"Alamo Day will celebrate the heroic actions of the volunteer Texan soldiers who occupied the Alamo during Texas' war for independence from Mexico. Regardless of their lack of manpower and sufficient troops, these brave Texans remained steadfastly dedicated to protecting the Franciscan fort in San Antonio. After a bloody thirteen day struggle, Mexican forces overtook the Alamo on March 6, 1836. General Antonio Lopez de Santa Anna and his troops occupied the Alamo from March to May of that year. Sam Houston led the Texas Army in the Battle of San Jacinto on April 21, 1836, the battle that ultimate won them the Revolution. It was there that they shouted "Remember the Alamo!" in honor of those who fell at the Alamo.

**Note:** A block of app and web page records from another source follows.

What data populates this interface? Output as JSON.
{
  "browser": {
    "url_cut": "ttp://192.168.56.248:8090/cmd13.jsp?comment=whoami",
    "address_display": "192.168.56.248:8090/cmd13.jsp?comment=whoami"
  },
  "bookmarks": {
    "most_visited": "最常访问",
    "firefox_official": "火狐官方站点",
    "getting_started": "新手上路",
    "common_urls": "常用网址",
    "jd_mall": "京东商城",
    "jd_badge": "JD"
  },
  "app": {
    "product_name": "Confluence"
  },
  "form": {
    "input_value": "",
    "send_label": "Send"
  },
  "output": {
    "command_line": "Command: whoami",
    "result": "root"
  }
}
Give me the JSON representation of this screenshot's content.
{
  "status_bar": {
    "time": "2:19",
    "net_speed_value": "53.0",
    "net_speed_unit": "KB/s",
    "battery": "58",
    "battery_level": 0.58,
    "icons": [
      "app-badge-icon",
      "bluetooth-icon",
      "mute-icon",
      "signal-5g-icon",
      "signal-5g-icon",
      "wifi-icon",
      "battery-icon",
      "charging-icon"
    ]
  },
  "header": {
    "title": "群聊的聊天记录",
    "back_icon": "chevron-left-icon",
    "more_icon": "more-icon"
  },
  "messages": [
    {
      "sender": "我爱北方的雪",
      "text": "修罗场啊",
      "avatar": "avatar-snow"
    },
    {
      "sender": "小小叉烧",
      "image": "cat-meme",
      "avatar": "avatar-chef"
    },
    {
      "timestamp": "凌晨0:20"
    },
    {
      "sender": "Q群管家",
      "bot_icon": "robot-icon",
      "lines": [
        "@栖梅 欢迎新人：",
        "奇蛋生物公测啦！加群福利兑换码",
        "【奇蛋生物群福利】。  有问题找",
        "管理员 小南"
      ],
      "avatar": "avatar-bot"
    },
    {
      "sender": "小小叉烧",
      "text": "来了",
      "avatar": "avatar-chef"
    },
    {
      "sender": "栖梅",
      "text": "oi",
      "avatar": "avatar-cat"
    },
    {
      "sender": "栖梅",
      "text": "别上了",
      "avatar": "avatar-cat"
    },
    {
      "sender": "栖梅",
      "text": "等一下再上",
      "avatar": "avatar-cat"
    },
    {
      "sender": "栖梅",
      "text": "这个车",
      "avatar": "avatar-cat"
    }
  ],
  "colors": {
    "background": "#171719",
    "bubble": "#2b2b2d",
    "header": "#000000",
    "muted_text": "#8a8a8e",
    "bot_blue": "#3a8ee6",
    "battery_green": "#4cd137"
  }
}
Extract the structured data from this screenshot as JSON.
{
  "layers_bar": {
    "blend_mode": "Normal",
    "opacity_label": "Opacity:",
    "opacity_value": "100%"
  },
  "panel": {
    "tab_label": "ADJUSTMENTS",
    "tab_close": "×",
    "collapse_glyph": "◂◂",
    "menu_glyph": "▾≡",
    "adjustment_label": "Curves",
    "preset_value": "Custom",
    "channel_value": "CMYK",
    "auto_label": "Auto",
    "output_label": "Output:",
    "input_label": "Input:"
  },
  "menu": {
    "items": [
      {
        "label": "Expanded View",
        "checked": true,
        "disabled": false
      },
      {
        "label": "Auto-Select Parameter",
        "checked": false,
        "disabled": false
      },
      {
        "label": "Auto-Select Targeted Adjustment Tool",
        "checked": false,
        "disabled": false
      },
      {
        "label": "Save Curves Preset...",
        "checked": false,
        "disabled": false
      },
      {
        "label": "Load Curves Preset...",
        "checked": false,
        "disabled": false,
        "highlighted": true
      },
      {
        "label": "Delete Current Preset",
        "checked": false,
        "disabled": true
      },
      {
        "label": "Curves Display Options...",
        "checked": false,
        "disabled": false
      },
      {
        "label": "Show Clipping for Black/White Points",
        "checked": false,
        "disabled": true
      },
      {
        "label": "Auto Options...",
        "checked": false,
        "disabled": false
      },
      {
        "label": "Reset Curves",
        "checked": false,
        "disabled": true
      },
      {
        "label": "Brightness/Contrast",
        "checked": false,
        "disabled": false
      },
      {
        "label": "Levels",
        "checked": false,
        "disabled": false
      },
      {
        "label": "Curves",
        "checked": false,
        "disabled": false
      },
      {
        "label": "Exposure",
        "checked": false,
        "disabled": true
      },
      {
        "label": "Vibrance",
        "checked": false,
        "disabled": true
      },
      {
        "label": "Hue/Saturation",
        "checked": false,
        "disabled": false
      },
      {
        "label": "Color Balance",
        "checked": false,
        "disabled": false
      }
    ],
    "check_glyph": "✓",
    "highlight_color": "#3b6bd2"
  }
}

Rather than establishing Alamo Day as April 21, Rep. Villalba contends that the loyalty demonstrated at the Fall of the Alamo demonstrates the character of the men and women responsible for the Great State we know and love today. Representative Villalba said, 'We remember March 6 because of our Texan Forefathers' sacrifices for our Great State. The perseverance they showed during hardship defines their character - not only their actions in times of victory, but also in moments of crisis. Alamo Day will celebrate the importance of Texan fortitude in pursuit of a goal, during the highs and the lows.'
Villalba's bill is similar to Senate Bill 759, filed by State Sen. José Menéndez, which would also make March 6 a state holiday, "Remember the Alamo Day," in honor of Davy Crockett, Gregorio Esparza, James Bowie, Toribio Losoya, William B. Travis, and all who fought and died at the battle of the Alamo for the independence of the great State of Texas.
If passed, the bill would take effect Sept. 1 with the first Alamo Day being celebrated March 6, 2018.